(Interface dataset entries)
+ + + + +

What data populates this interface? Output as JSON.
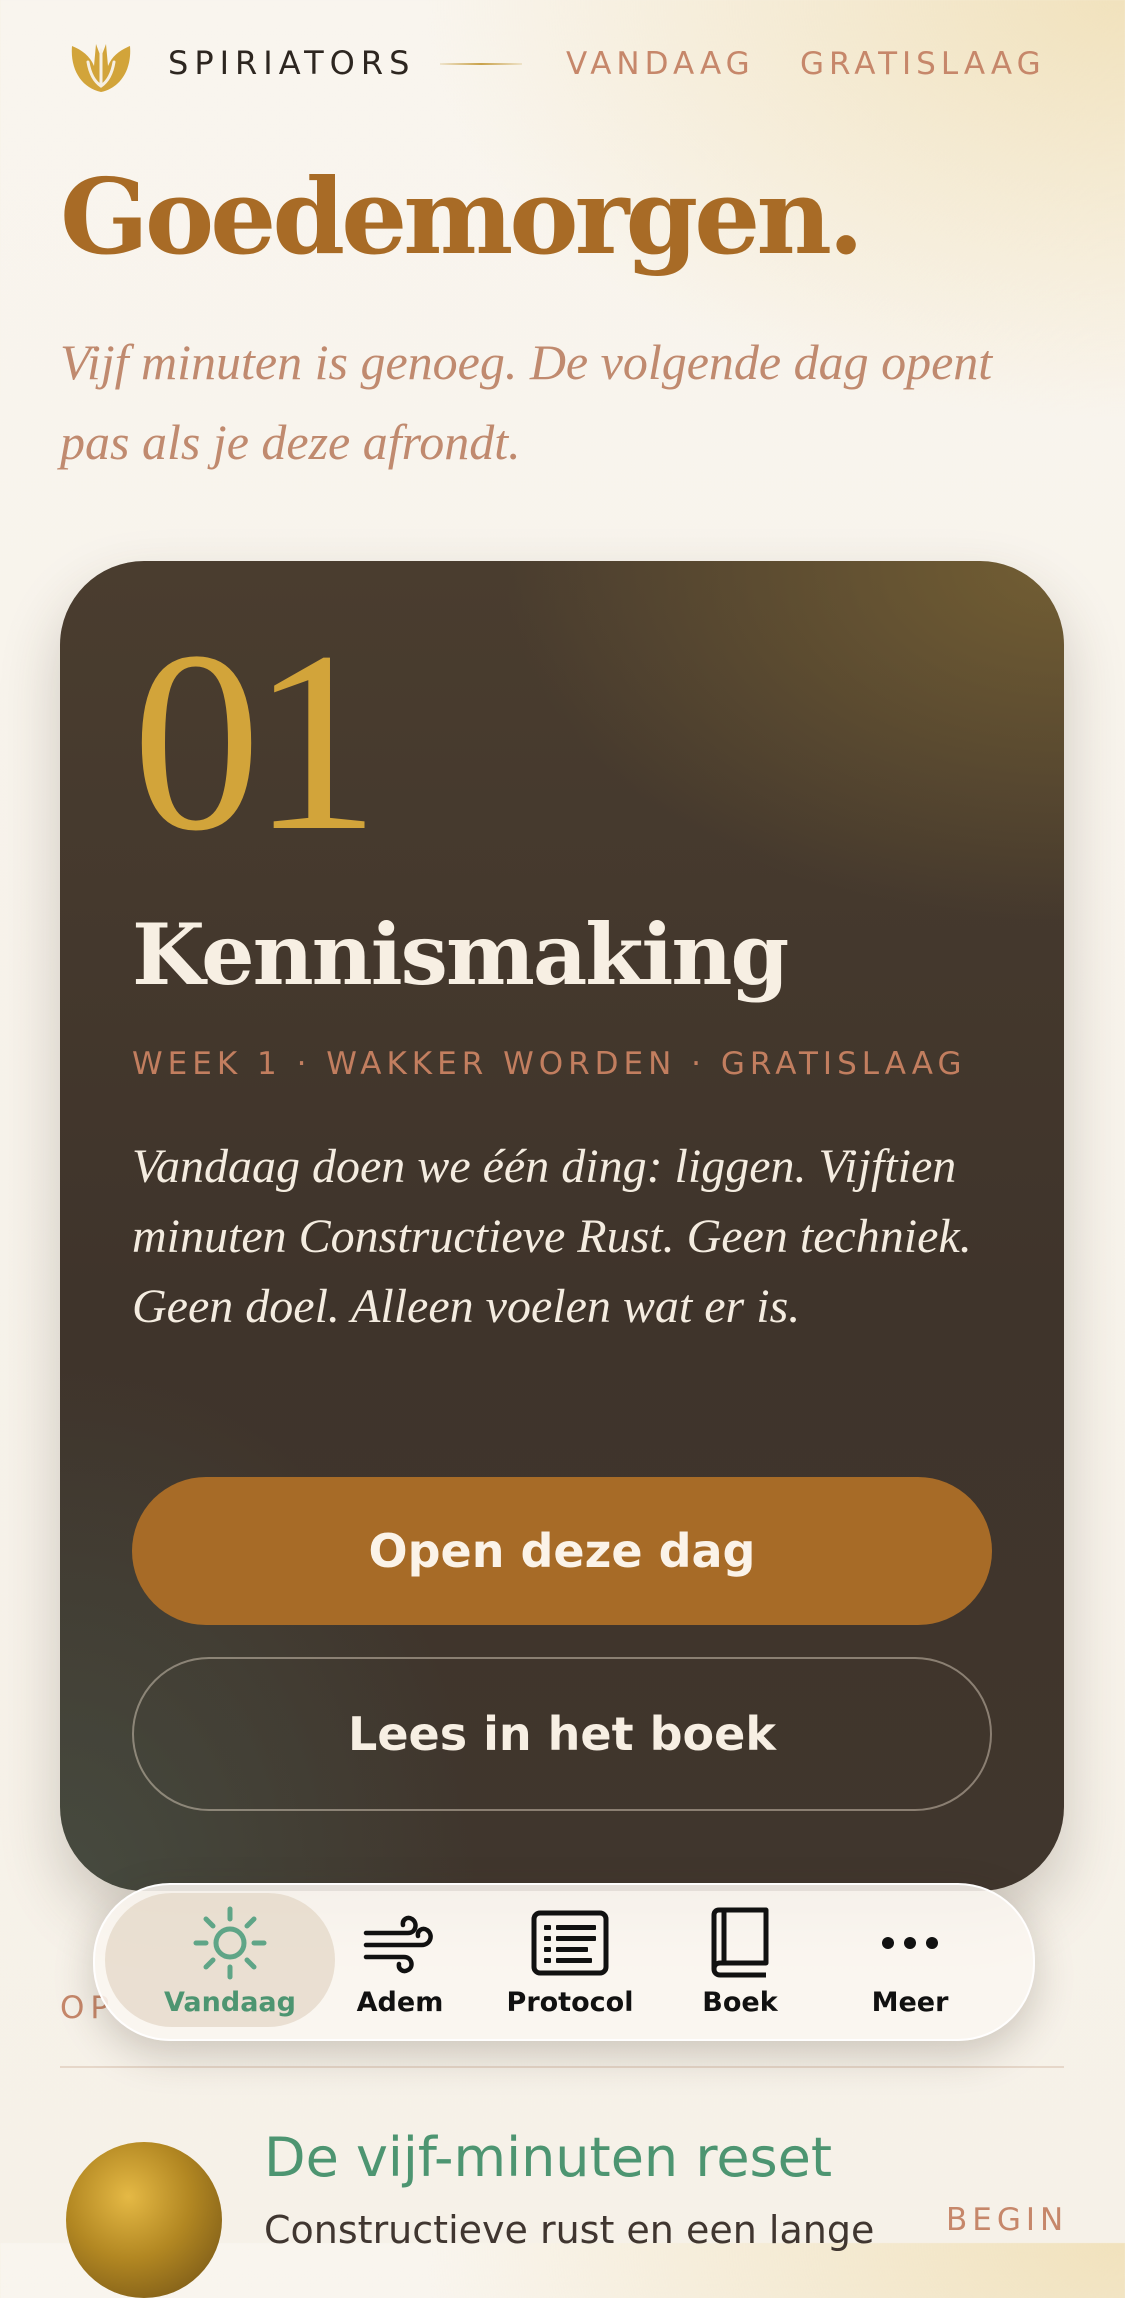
{
  "header": {
    "brand": "SPIRIATORS",
    "nav": [
      "VANDAAG",
      "GRATISLAAG"
    ]
  },
  "greeting": {
    "title": "Goedemorgen.",
    "subtitle": "Vijf minuten is genoeg. De volgende dag opent pas als je deze afrondt."
  },
  "day_card": {
    "number": "01",
    "title": "Kennismaking",
    "meta": "WEEK 1 · WAKKER WORDEN · GRATISLAAG",
    "description": "Vandaag doen we één ding: liggen. Vijftien minuten Constructieve Rust. Geen techniek. Geen doel. Alleen voelen wat er is.",
    "primary_button": "Open deze dag",
    "secondary_button": "Lees in het boek"
  },
  "section": {
    "label": "OP"
  },
  "reset": {
    "title": "De vijf-minuten reset",
    "subtitle": "Constructieve rust en een lange",
    "action": "BEGIN"
  },
  "tabbar": {
    "tabs": [
      {
        "label": "Vandaag",
        "icon": "sun-icon",
        "active": true
      },
      {
        "label": "Adem",
        "icon": "wind-icon",
        "active": false
      },
      {
        "label": "Protocol",
        "icon": "document-icon",
        "active": false
      },
      {
        "label": "Boek",
        "icon": "book-icon",
        "active": false
      },
      {
        "label": "Meer",
        "icon": "more-icon",
        "active": false
      }
    ]
  },
  "colors": {
    "accent_brown": "#a86b26",
    "gold": "#d2a43a",
    "terracotta": "#c6876a",
    "green": "#4d9571",
    "card_bg": "#433629"
  }
}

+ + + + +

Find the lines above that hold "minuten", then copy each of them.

    "subtitle": "Vijf minuten is genoeg. De volgende dag opent pas als je deze afrondt."
    "description": "Vandaag doen we één ding: liggen. Vijftien minuten Constructieve Rust. Geen techniek. Geen doel. Alleen voelen wat er is.",
    "title": "De vijf-minuten reset",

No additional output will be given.